Where does the string "this" occur in the records below? Copy every line that holds it.

Recorded data
# # # # # # #
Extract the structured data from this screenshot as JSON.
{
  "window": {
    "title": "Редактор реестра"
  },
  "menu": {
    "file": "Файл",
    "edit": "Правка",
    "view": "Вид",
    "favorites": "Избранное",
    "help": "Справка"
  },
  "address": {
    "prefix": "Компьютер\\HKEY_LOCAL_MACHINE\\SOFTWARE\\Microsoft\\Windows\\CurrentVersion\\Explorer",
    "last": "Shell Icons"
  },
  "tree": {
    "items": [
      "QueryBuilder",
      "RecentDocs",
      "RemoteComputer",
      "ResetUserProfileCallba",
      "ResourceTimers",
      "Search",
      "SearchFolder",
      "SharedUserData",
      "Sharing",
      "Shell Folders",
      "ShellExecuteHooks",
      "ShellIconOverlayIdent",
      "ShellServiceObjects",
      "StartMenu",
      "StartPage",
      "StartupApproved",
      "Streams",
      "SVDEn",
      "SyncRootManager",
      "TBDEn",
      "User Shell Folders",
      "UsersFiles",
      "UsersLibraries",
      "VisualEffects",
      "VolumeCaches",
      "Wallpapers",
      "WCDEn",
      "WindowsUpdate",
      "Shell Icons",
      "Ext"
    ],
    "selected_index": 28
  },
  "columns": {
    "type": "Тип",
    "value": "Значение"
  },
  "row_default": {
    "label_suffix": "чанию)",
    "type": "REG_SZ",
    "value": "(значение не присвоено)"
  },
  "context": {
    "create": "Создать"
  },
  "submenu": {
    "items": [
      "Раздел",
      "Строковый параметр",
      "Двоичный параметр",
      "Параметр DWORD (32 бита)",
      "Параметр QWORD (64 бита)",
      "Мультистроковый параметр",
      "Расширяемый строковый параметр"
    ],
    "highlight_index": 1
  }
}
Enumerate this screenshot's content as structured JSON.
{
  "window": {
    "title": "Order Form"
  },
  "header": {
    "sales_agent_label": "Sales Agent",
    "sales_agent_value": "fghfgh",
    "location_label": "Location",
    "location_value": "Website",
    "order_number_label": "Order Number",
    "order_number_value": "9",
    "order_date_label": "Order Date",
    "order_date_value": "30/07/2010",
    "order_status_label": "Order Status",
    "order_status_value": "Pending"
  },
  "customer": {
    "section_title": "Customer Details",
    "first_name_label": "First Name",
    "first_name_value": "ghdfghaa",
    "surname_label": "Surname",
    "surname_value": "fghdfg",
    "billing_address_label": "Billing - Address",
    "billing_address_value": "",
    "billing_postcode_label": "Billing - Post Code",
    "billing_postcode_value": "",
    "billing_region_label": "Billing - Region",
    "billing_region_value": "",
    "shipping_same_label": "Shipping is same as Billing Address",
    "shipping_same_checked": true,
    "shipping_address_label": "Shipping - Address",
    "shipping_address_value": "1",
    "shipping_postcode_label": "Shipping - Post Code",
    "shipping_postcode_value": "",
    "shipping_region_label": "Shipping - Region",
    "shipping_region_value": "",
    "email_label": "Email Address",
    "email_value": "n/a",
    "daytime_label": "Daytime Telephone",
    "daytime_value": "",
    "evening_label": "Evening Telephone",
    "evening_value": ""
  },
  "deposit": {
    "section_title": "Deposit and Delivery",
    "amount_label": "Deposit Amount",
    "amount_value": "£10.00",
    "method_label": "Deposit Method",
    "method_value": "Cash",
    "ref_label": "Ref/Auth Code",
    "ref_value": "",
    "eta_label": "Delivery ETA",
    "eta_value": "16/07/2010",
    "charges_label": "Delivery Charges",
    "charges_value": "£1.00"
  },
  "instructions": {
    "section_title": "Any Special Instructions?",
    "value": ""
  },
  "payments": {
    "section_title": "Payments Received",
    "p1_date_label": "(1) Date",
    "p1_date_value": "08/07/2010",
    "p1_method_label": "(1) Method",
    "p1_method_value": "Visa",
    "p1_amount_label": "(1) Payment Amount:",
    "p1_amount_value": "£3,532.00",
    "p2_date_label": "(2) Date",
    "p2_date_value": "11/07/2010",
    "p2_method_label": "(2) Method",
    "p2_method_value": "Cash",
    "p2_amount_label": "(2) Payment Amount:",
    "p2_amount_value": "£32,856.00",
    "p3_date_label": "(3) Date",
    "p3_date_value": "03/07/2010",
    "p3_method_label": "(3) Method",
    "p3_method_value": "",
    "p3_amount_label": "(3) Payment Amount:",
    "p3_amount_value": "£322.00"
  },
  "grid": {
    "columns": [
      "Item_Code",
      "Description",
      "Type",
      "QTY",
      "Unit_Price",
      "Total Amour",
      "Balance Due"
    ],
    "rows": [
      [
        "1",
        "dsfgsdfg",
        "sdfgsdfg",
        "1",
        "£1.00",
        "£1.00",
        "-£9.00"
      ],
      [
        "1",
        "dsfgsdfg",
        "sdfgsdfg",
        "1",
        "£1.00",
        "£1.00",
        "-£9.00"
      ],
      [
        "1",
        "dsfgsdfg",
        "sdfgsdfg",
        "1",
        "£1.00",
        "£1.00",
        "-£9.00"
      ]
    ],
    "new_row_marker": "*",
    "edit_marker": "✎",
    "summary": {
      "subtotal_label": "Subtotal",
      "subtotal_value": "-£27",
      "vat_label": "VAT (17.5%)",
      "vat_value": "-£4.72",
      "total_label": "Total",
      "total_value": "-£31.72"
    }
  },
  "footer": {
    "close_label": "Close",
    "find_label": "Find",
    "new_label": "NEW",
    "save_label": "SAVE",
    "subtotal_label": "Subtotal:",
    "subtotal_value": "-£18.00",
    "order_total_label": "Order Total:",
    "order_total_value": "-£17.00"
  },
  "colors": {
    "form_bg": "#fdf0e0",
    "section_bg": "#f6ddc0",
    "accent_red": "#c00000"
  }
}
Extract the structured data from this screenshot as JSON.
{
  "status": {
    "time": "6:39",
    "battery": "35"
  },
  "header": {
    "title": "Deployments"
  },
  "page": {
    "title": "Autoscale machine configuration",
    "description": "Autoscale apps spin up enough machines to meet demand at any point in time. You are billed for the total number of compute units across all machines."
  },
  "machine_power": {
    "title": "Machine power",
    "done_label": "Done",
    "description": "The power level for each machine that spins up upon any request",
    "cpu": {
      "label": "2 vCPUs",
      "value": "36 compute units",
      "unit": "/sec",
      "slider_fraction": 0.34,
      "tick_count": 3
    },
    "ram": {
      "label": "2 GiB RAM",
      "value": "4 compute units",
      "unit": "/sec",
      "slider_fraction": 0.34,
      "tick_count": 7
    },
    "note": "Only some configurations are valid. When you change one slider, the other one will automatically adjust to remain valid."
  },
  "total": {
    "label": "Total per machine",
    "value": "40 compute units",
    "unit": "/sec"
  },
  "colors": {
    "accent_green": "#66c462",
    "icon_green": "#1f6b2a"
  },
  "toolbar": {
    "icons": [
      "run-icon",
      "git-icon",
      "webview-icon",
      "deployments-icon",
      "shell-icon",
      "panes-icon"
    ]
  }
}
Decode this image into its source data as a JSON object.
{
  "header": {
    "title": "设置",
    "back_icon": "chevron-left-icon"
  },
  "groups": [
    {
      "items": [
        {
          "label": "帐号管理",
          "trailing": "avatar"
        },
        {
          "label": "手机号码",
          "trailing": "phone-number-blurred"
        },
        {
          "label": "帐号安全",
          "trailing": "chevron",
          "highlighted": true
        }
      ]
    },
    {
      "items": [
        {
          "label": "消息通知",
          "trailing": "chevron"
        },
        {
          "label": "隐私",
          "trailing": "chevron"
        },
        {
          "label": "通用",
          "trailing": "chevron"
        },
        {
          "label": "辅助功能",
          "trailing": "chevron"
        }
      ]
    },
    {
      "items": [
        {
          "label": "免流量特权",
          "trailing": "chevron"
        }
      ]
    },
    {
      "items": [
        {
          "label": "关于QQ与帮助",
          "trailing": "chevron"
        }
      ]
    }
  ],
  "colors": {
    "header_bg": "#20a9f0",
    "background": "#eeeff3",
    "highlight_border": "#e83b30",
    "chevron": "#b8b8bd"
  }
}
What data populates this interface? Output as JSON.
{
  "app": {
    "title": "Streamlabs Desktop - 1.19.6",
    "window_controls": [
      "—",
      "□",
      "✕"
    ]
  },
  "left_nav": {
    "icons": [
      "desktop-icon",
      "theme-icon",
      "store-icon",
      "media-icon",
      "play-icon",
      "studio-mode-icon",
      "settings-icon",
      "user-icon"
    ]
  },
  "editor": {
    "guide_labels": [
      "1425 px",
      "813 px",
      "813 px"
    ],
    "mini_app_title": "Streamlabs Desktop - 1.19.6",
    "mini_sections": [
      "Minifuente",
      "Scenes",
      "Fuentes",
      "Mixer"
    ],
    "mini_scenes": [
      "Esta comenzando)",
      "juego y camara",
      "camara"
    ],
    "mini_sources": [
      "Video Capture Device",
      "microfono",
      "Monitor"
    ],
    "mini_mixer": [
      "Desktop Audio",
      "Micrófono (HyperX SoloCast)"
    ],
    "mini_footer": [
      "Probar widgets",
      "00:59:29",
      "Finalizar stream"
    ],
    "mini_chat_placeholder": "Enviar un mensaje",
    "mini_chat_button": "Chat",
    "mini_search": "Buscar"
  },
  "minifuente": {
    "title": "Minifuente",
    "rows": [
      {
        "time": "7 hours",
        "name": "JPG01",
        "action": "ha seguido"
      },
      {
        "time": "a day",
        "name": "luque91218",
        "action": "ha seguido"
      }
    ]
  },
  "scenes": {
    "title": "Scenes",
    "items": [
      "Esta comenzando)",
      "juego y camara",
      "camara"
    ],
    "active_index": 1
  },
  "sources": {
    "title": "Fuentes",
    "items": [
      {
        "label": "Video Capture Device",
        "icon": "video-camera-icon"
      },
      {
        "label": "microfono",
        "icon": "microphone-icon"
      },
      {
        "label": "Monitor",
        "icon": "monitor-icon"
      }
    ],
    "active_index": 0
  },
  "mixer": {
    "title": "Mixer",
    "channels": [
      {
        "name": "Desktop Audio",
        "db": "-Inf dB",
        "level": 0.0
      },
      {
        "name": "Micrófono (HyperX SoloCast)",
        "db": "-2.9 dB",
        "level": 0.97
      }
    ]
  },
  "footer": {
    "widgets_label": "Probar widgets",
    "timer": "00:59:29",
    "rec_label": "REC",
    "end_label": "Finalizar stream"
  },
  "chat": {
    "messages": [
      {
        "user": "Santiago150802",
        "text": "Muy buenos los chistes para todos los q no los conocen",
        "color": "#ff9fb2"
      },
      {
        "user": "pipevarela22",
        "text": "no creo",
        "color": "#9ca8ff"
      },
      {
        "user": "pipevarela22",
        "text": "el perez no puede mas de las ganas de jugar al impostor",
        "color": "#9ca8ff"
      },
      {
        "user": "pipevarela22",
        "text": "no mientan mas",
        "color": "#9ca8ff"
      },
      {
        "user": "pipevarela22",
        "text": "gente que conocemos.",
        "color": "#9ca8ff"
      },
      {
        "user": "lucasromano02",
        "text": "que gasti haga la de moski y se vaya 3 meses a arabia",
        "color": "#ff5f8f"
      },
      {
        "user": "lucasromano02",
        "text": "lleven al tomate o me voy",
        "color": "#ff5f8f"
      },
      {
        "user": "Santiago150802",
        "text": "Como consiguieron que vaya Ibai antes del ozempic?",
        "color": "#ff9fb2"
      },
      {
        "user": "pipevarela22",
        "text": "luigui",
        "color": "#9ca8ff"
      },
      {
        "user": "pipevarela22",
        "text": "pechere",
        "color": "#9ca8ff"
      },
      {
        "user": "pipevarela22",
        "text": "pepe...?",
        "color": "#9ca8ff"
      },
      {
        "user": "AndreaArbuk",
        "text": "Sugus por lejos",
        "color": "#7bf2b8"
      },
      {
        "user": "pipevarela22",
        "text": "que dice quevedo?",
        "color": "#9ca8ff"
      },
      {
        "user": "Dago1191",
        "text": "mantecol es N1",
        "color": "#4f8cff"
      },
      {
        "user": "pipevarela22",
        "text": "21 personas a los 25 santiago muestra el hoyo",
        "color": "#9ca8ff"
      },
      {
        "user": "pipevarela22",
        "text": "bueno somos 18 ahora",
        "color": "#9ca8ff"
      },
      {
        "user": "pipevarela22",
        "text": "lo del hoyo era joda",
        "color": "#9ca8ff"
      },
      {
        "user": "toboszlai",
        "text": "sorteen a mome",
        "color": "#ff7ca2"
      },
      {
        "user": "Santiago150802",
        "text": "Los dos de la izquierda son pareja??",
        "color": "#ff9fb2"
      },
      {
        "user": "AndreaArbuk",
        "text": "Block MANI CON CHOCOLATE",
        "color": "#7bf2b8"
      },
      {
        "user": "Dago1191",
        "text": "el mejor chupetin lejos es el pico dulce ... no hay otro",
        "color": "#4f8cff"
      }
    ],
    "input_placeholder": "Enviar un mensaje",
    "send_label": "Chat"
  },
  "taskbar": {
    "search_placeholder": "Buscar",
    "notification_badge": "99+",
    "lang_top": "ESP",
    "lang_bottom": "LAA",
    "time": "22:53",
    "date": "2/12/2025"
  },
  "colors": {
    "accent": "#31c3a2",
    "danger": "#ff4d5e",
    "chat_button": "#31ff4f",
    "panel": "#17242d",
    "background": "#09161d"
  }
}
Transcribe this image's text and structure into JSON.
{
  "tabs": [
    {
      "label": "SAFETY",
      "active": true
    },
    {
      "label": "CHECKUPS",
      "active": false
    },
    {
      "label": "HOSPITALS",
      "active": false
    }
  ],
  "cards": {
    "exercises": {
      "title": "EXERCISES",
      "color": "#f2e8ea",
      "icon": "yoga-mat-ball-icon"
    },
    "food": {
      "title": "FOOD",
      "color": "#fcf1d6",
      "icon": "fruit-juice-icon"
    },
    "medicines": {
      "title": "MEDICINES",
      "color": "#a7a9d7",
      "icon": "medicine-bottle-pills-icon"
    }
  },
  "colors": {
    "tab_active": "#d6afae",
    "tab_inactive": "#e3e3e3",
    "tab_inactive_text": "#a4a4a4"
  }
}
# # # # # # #
*Answer below:*
Extract the structured data from this screenshot as JSON.
Enumerate this screenshot's content as structured JSON.
Extract the structured data from this screenshot as JSON.
Decode this image into its source data as a JSON object.
What data populates this interface? Output as JSON.
Transcribe this image's text and structure into JSON.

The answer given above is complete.